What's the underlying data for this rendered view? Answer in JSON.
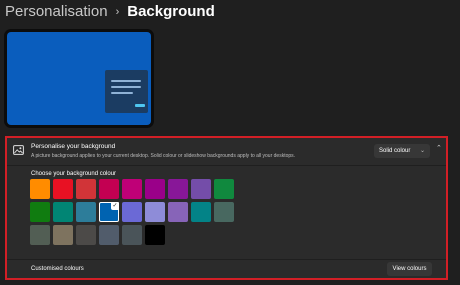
{
  "breadcrumb": {
    "parent": "Personalisation",
    "separator": "›",
    "current": "Background"
  },
  "personalise": {
    "title": "Personalise your background",
    "description": "A picture background applies to your current desktop. Solid colour or slideshow backgrounds apply to all your desktops.",
    "dropdown_value": "Solid colour",
    "dropdown_chevron": "⌄",
    "collapse_chevron": "⌃"
  },
  "colour_grid": {
    "label": "Choose your background colour",
    "selected": "#0063b1",
    "rows": [
      [
        "#ff8c00",
        "#e81123",
        "#d13438",
        "#c30052",
        "#bf0077",
        "#9a0089",
        "#881798",
        "#744da9",
        "#10893e"
      ],
      [
        "#107c10",
        "#018574",
        "#2d7d9a",
        "#0063b1",
        "#6b69d6",
        "#8e8cd8",
        "#8764b8",
        "#038387",
        "#486860"
      ],
      [
        "#525e54",
        "#7e735f",
        "#4c4a48",
        "#515c6b",
        "#4a5459",
        "#000000"
      ]
    ]
  },
  "custom": {
    "label": "Customised colours",
    "button_label": "View colours"
  },
  "icons": {
    "header": "picture-icon",
    "check": "✓"
  }
}
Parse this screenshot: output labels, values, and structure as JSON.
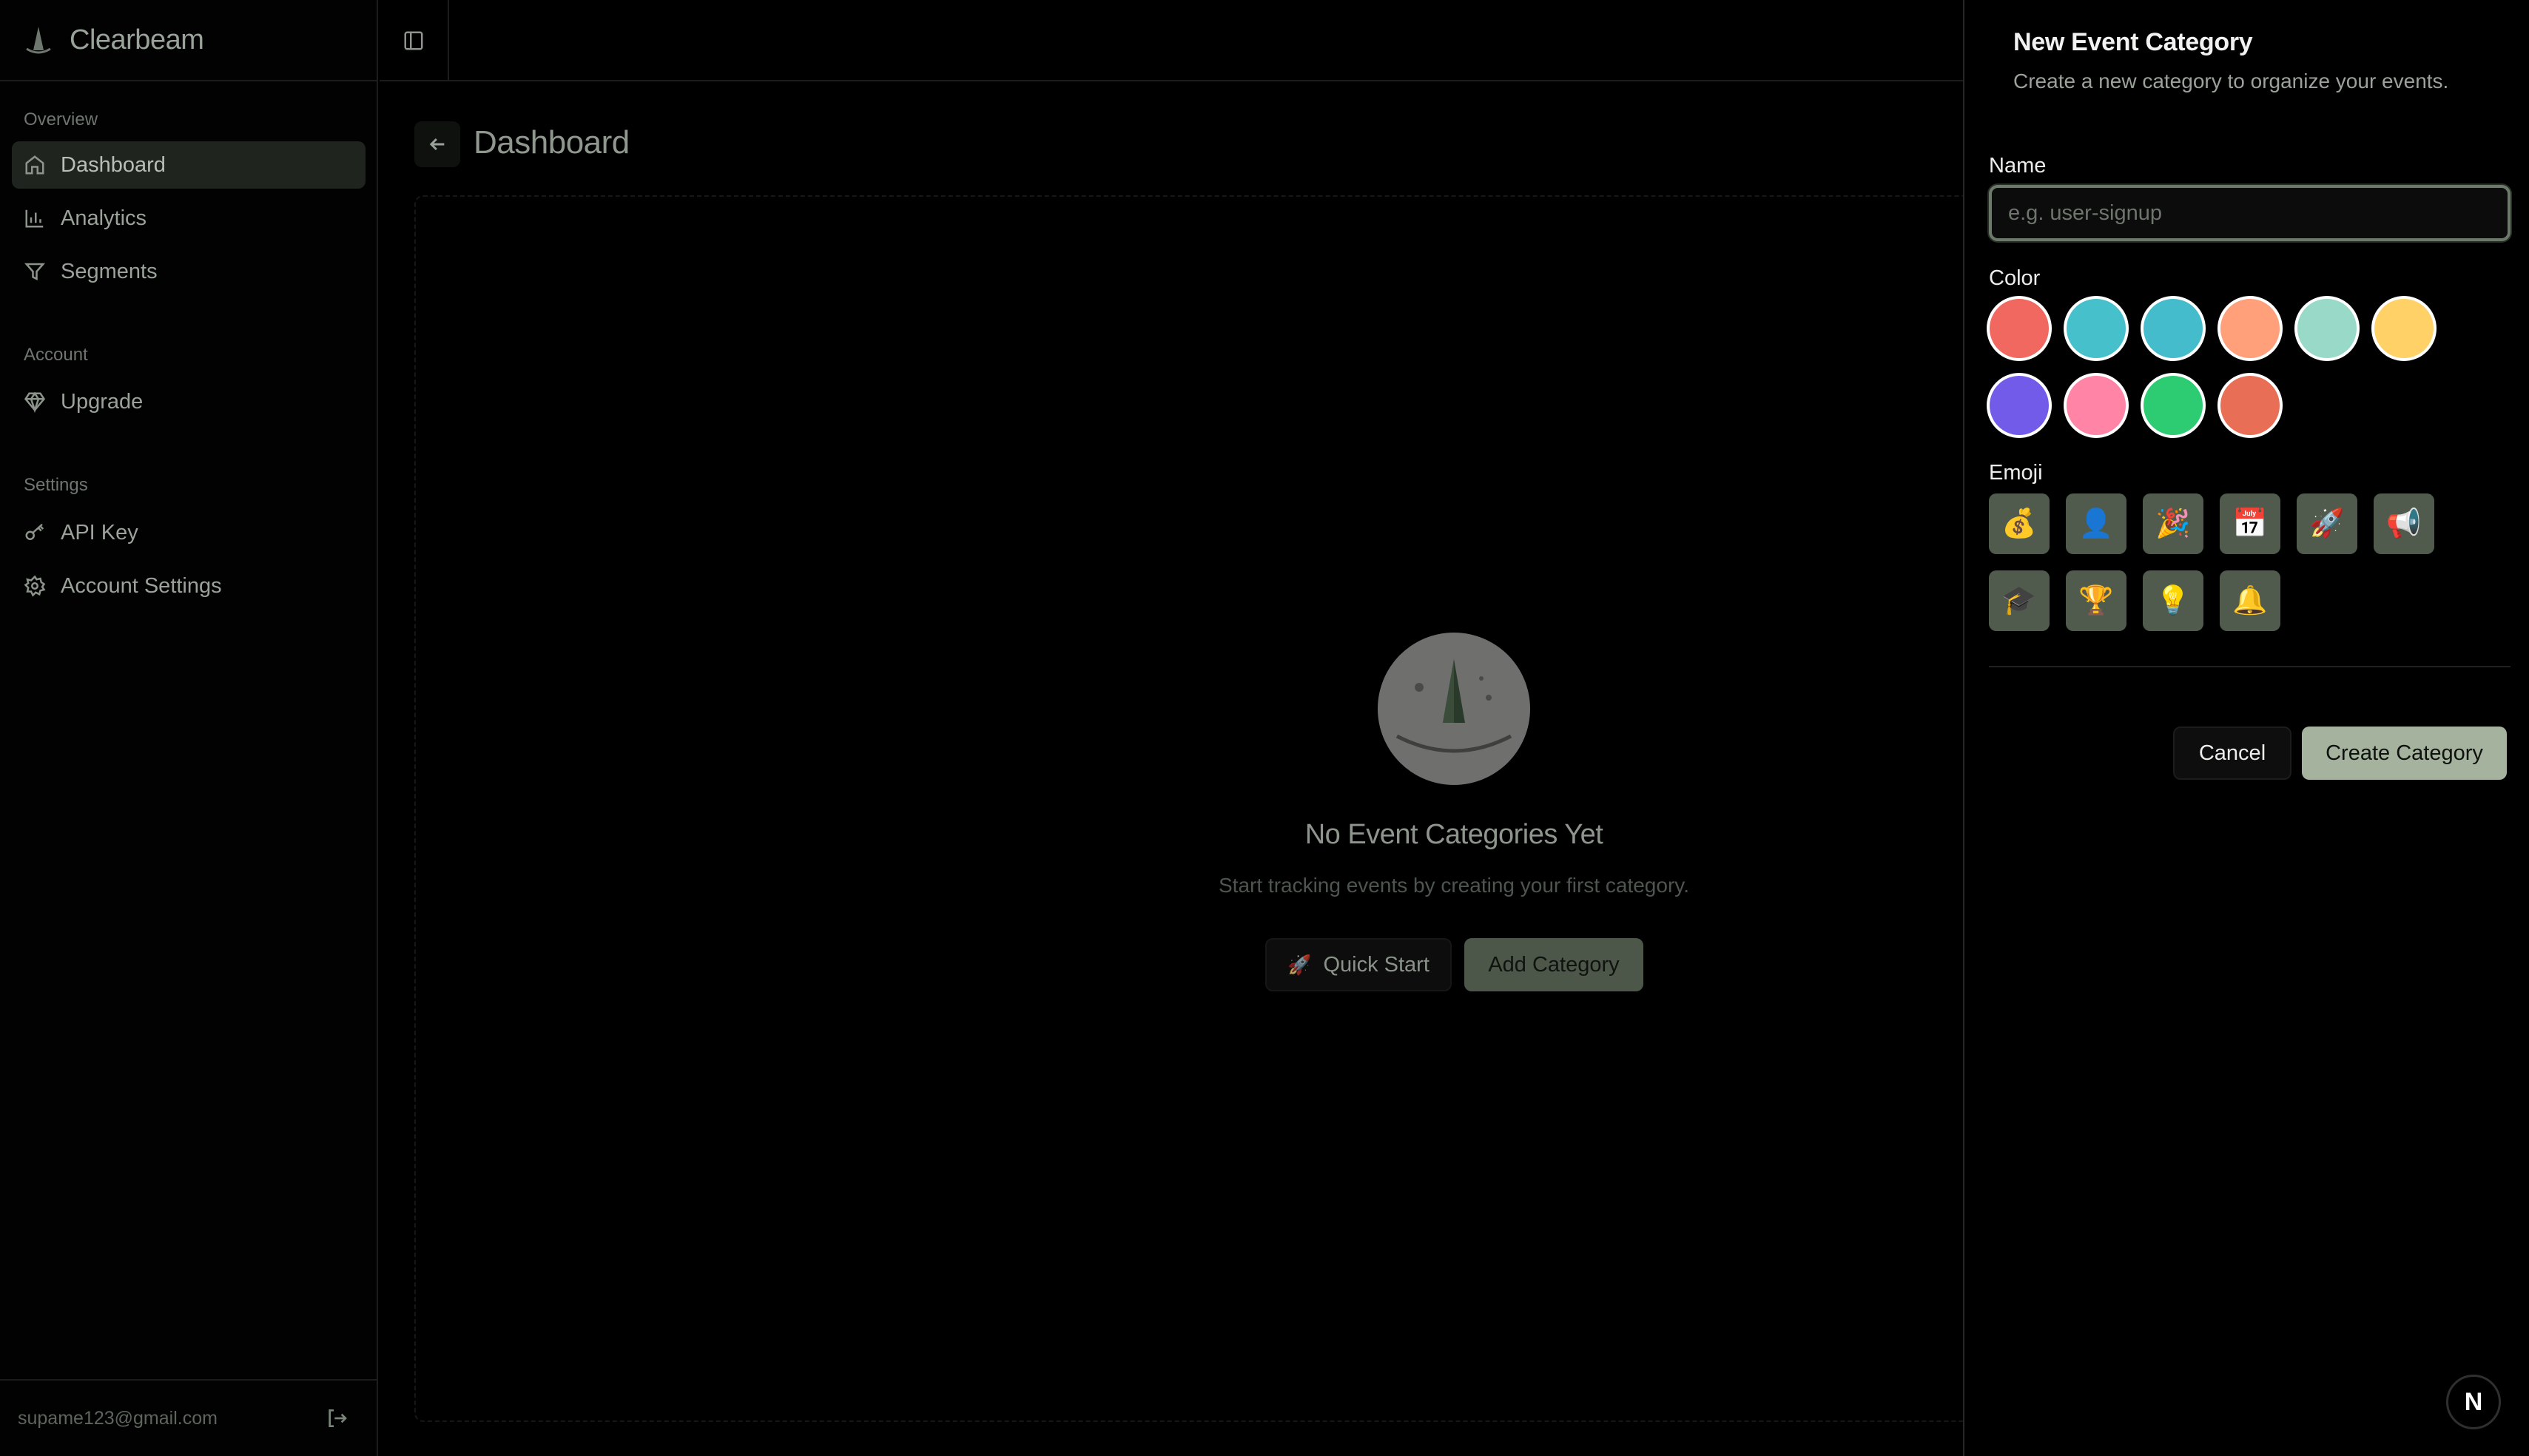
{
  "app": {
    "brand": "Clearbeam"
  },
  "sidebar": {
    "sections": [
      {
        "label": "Overview",
        "items": [
          {
            "label": "Dashboard",
            "icon": "home-icon",
            "active": true
          },
          {
            "label": "Analytics",
            "icon": "bar-chart-icon"
          },
          {
            "label": "Segments",
            "icon": "filter-icon"
          }
        ]
      },
      {
        "label": "Account",
        "items": [
          {
            "label": "Upgrade",
            "icon": "gem-icon"
          }
        ]
      },
      {
        "label": "Settings",
        "items": [
          {
            "label": "API Key",
            "icon": "key-icon"
          },
          {
            "label": "Account Settings",
            "icon": "gear-icon"
          }
        ]
      }
    ],
    "footer": {
      "email": "supame123@gmail.com",
      "logout_icon": "logout-icon"
    }
  },
  "main": {
    "title": "Dashboard",
    "empty_state": {
      "title": "No Event Categories Yet",
      "subtitle": "Start tracking events by creating your first category.",
      "quick_start_label": "Quick Start",
      "quick_start_icon": "🚀",
      "add_category_label": "Add Category"
    }
  },
  "drawer": {
    "title": "New Event Category",
    "subtitle": "Create a new category to organize your events.",
    "name_label": "Name",
    "name_placeholder": "e.g. user-signup",
    "name_value": "",
    "color_label": "Color",
    "colors": [
      "#f0685f",
      "#46c1cc",
      "#44bccb",
      "#ffa07a",
      "#98d9c7",
      "#ffd166",
      "#735bea",
      "#ff84a6",
      "#2ecc72",
      "#e86e56"
    ],
    "emoji_label": "Emoji",
    "emojis": [
      "💰",
      "👤",
      "🎉",
      "📅",
      "🚀",
      "📢",
      "🎓",
      "🏆",
      "💡",
      "🔔"
    ],
    "cancel_label": "Cancel",
    "create_label": "Create Category"
  },
  "badge": {
    "letter": "N"
  },
  "colors": {
    "background": "#000000",
    "accent": "#a4b29e",
    "accent_muted": "#4d5749",
    "sidebar_active": "#20241f"
  }
}
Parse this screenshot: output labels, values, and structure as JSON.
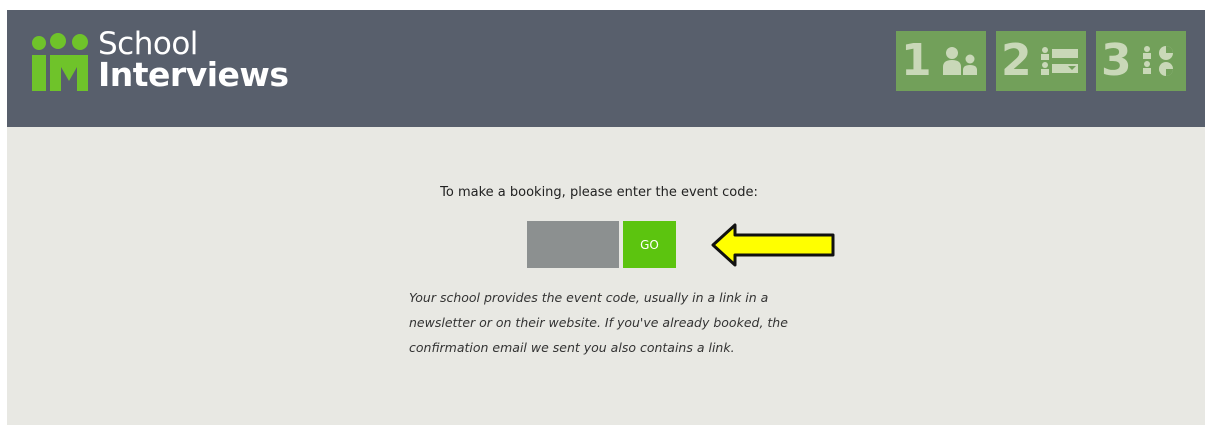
{
  "brand": {
    "name_line1": "School",
    "name_line2": "Interviews",
    "logo_icon": "im-people-logo-icon",
    "accent": "#6fc32a",
    "header_bg": "#585f6c"
  },
  "steps": [
    {
      "number": "1",
      "icon": "people-icon"
    },
    {
      "number": "2",
      "icon": "list-icon"
    },
    {
      "number": "3",
      "icon": "schedule-icon"
    }
  ],
  "booking": {
    "prompt": "To make a booking, please enter the event code:",
    "code_value": "",
    "go_label": "GO",
    "help_lines": [
      "Your school provides the event code, usually in a link in a",
      "newsletter or on their website. If you've already booked, the",
      "confirmation email we sent you also contains a link."
    ]
  },
  "colors": {
    "page_bg": "#e8e8e3",
    "input_bg": "#8c9090",
    "go_bg": "#5cc40f",
    "step_bg": "#72a05a",
    "arrow": "#ffff00"
  }
}
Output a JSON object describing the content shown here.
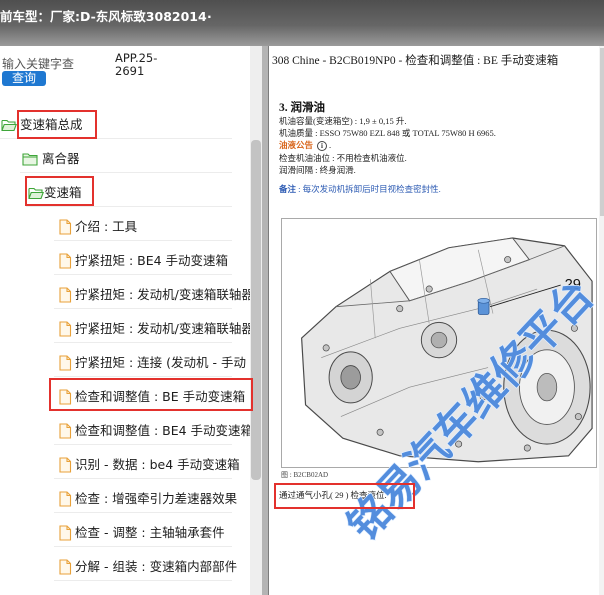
{
  "header": {
    "vehicle_label": "前车型：",
    "maker": "厂家:D-东风标致3082014",
    "trailing": "."
  },
  "search": {
    "placeholder": "输入关键字查",
    "button_label": "查询",
    "app_code": "APP.25-2691"
  },
  "tree": {
    "rows": [
      {
        "label": "变速箱总成",
        "type": "folder",
        "expanded": true,
        "highlighted": true
      },
      {
        "label": "离合器",
        "type": "folder",
        "expanded": false
      },
      {
        "label": "变速箱",
        "type": "folder",
        "expanded": true,
        "highlighted": true
      },
      {
        "label": "介绍 : 工具",
        "type": "document"
      },
      {
        "label": "拧紧扭矩 : BE4 手动变速箱",
        "type": "document"
      },
      {
        "label": "拧紧扭矩 : 发动机/变速箱联轴器",
        "type": "document"
      },
      {
        "label": "拧紧扭矩 : 发动机/变速箱联轴器",
        "type": "document"
      },
      {
        "label": "拧紧扭矩 : 连接 (发动机 - 手动",
        "type": "document"
      },
      {
        "label": "检查和调整值 : BE 手动变速箱",
        "type": "document",
        "highlighted": true,
        "selected": true
      },
      {
        "label": "检查和调整值 : BE4 手动变速箱",
        "type": "document"
      },
      {
        "label": "识别 - 数据 : be4 手动变速箱",
        "type": "document"
      },
      {
        "label": "检查 : 增强牵引力差速器效果",
        "type": "document"
      },
      {
        "label": "检查 - 调整 : 主轴轴承套件",
        "type": "document"
      },
      {
        "label": "分解 - 组装 : 变速箱内部部件",
        "type": "document"
      }
    ]
  },
  "document": {
    "title": "308 Chine - B2CB019NP0 - 检查和调整值 : BE 手动变速箱",
    "section_heading": "3. 润滑油",
    "oil_capacity": "机油容量(变速箱空) : 1,9 ± 0,15 升.",
    "oil_grade": "机油质量 : ESSO 75W80 EZL 848 或 TOTAL 75W80 H 6965.",
    "notice_label": "油液公告",
    "notice_trailing": ".",
    "level_check": "检查机油油位 : 不用检查机油液位.",
    "interval": "润滑间隔 : 终身润滑.",
    "remark_label": "备注",
    "remark_text": " : 每次发动机拆卸后时目视检查密封性.",
    "figure": {
      "callout": "29",
      "caption": "图 : B2CB02AD",
      "watermark": "铭易汽车维修平台"
    },
    "figure_note": "通过通气小孔( 29 ) 检查液位."
  },
  "icons": {
    "folder": "folder-icon",
    "folder_open": "folder-open-icon",
    "document": "document-icon",
    "info": "info-icon"
  },
  "colors": {
    "header_bg": "#666666",
    "search_button": "#1f78d1",
    "highlight": "#e3312d",
    "folder": "#3fa63a",
    "document_icon": "#e8a13a",
    "notice": "#d8651b",
    "remark": "#2d5bb3",
    "watermark": "#3f7fd8",
    "breather_part": "#5b93d8"
  }
}
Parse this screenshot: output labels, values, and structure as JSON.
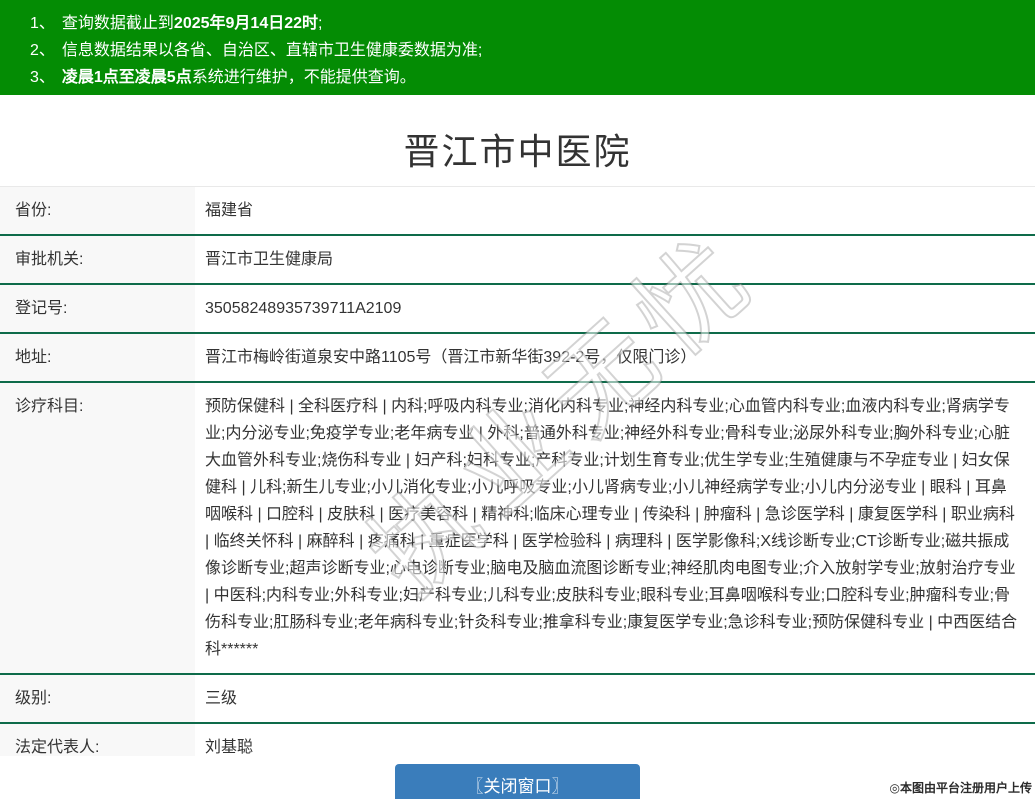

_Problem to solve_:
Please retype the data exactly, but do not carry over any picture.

_Output below_:
What's the underlying data for this rendered view? Answer in JSON.
{
  "breadcrumb": {
    "parent": "Personalisation",
    "separator": "›",
    "current": "Background"
  },
  "personalise": {
    "title": "Personalise your background",
    "description": "A picture background applies to your current desktop. Solid colour or slideshow backgrounds apply to all your desktops.",
    "dropdown_value": "Solid colour",
    "dropdown_chevron": "⌄",
    "collapse_chevron": "⌃"
  },
  "colour_grid": {
    "label": "Choose your background colour",
    "selected": "#0063b1",
    "rows": [
      [
        "#ff8c00",
        "#e81123",
        "#d13438",
        "#c30052",
        "#bf0077",
        "#9a0089",
        "#881798",
        "#744da9",
        "#10893e"
      ],
      [
        "#107c10",
        "#018574",
        "#2d7d9a",
        "#0063b1",
        "#6b69d6",
        "#8e8cd8",
        "#8764b8",
        "#038387",
        "#486860"
      ],
      [
        "#525e54",
        "#7e735f",
        "#4c4a48",
        "#515c6b",
        "#4a5459",
        "#000000"
      ]
    ]
  },
  "custom": {
    "label": "Customised colours",
    "button_label": "View colours"
  },
  "icons": {
    "header": "picture-icon",
    "check": "✓"
  }
}
Parse this screenshot: output labels, values, and structure as JSON.
{
  "app": {
    "brand": "Clearbeam"
  },
  "sidebar": {
    "sections": [
      {
        "label": "Overview",
        "items": [
          {
            "label": "Dashboard",
            "icon": "home-icon",
            "active": true
          },
          {
            "label": "Analytics",
            "icon": "bar-chart-icon"
          },
          {
            "label": "Segments",
            "icon": "filter-icon"
          }
        ]
      },
      {
        "label": "Account",
        "items": [
          {
            "label": "Upgrade",
            "icon": "gem-icon"
          }
        ]
      },
      {
        "label": "Settings",
        "items": [
          {
            "label": "API Key",
            "icon": "key-icon"
          },
          {
            "label": "Account Settings",
            "icon": "gear-icon"
          }
        ]
      }
    ],
    "footer": {
      "email": "supame123@gmail.com",
      "logout_icon": "logout-icon"
    }
  },
  "main": {
    "title": "Dashboard",
    "empty_state": {
      "title": "No Event Categories Yet",
      "subtitle": "Start tracking events by creating your first category.",
      "quick_start_label": "Quick Start",
      "quick_start_icon": "🚀",
      "add_category_label": "Add Category"
    }
  },
  "drawer": {
    "title": "New Event Category",
    "subtitle": "Create a new category to organize your events.",
    "name_label": "Name",
    "name_placeholder": "e.g. user-signup",
    "name_value": "",
    "color_label": "Color",
    "colors": [
      "#f0685f",
      "#46c1cc",
      "#44bccb",
      "#ffa07a",
      "#98d9c7",
      "#ffd166",
      "#735bea",
      "#ff84a6",
      "#2ecc72",
      "#e86e56"
    ],
    "emoji_label": "Emoji",
    "emojis": [
      "💰",
      "👤",
      "🎉",
      "📅",
      "🚀",
      "📢",
      "🎓",
      "🏆",
      "💡",
      "🔔"
    ],
    "cancel_label": "Cancel",
    "create_label": "Create Category"
  },
  "badge": {
    "letter": "N"
  },
  "colors": {
    "background": "#000000",
    "accent": "#a4b29e",
    "accent_muted": "#4d5749",
    "sidebar_active": "#20241f"
  }
}
Parse this screenshot: output labels, values, and structure as JSON.
{
  "brand": {
    "name_line1": "School",
    "name_line2": "Interviews",
    "logo_icon": "im-people-logo-icon",
    "accent": "#6fc32a",
    "header_bg": "#585f6c"
  },
  "steps": [
    {
      "number": "1",
      "icon": "people-icon"
    },
    {
      "number": "2",
      "icon": "list-icon"
    },
    {
      "number": "3",
      "icon": "schedule-icon"
    }
  ],
  "booking": {
    "prompt": "To make a booking, please enter the event code:",
    "code_value": "",
    "go_label": "GO",
    "help_lines": [
      "Your school provides the event code, usually in a link in a",
      "newsletter or on their website. If you've already booked, the",
      "confirmation email we sent you also contains a link."
    ]
  },
  "colors": {
    "page_bg": "#e8e8e3",
    "input_bg": "#8c9090",
    "go_bg": "#5cc40f",
    "step_bg": "#72a05a",
    "arrow": "#ffff00"
  }
}
Output a JSON object describing the content shown here.
{
  "header": {
    "vehicle_label": "前车型：",
    "maker": "厂家:D-东风标致3082014",
    "trailing": "."
  },
  "search": {
    "placeholder": "输入关键字查",
    "button_label": "查询",
    "app_code": "APP.25-2691"
  },
  "tree": {
    "rows": [
      {
        "label": "变速箱总成",
        "type": "folder",
        "expanded": true,
        "highlighted": true
      },
      {
        "label": "离合器",
        "type": "folder",
        "expanded": false
      },
      {
        "label": "变速箱",
        "type": "folder",
        "expanded": true,
        "highlighted": true
      },
      {
        "label": "介绍 : 工具",
        "type": "document"
      },
      {
        "label": "拧紧扭矩 : BE4 手动变速箱",
        "type": "document"
      },
      {
        "label": "拧紧扭矩 : 发动机/变速箱联轴器",
        "type": "document"
      },
      {
        "label": "拧紧扭矩 : 发动机/变速箱联轴器",
        "type": "document"
      },
      {
        "label": "拧紧扭矩 : 连接 (发动机 - 手动",
        "type": "document"
      },
      {
        "label": "检查和调整值 : BE 手动变速箱",
        "type": "document",
        "highlighted": true,
        "selected": true
      },
      {
        "label": "检查和调整值 : BE4 手动变速箱",
        "type": "document"
      },
      {
        "label": "识别 - 数据 : be4 手动变速箱",
        "type": "document"
      },
      {
        "label": "检查 : 增强牵引力差速器效果",
        "type": "document"
      },
      {
        "label": "检查 - 调整 : 主轴轴承套件",
        "type": "document"
      },
      {
        "label": "分解 - 组装 : 变速箱内部部件",
        "type": "document"
      }
    ]
  },
  "document": {
    "title": "308 Chine - B2CB019NP0 - 检查和调整值 : BE 手动变速箱",
    "section_heading": "3. 润滑油",
    "oil_capacity": "机油容量(变速箱空) : 1,9 ± 0,15 升.",
    "oil_grade": "机油质量 : ESSO 75W80 EZL 848 或 TOTAL 75W80 H 6965.",
    "notice_label": "油液公告",
    "notice_trailing": ".",
    "level_check": "检查机油油位 : 不用检查机油液位.",
    "interval": "润滑间隔 : 终身润滑.",
    "remark_label": "备注",
    "remark_text": " : 每次发动机拆卸后时目视检查密封性.",
    "figure": {
      "callout": "29",
      "caption": "图 : B2CB02AD",
      "watermark": "铭易汽车维修平台"
    },
    "figure_note": "通过通气小孔( 29 ) 检查液位."
  },
  "icons": {
    "folder": "folder-icon",
    "folder_open": "folder-open-icon",
    "document": "document-icon",
    "info": "info-icon"
  },
  "colors": {
    "header_bg": "#666666",
    "search_button": "#1f78d1",
    "highlight": "#e3312d",
    "folder": "#3fa63a",
    "document_icon": "#e8a13a",
    "notice": "#d8651b",
    "remark": "#2d5bb3",
    "watermark": "#3f7fd8",
    "breather_part": "#5b93d8"
  }
}
Parse this screenshot: output labels, values, and structure as JSON.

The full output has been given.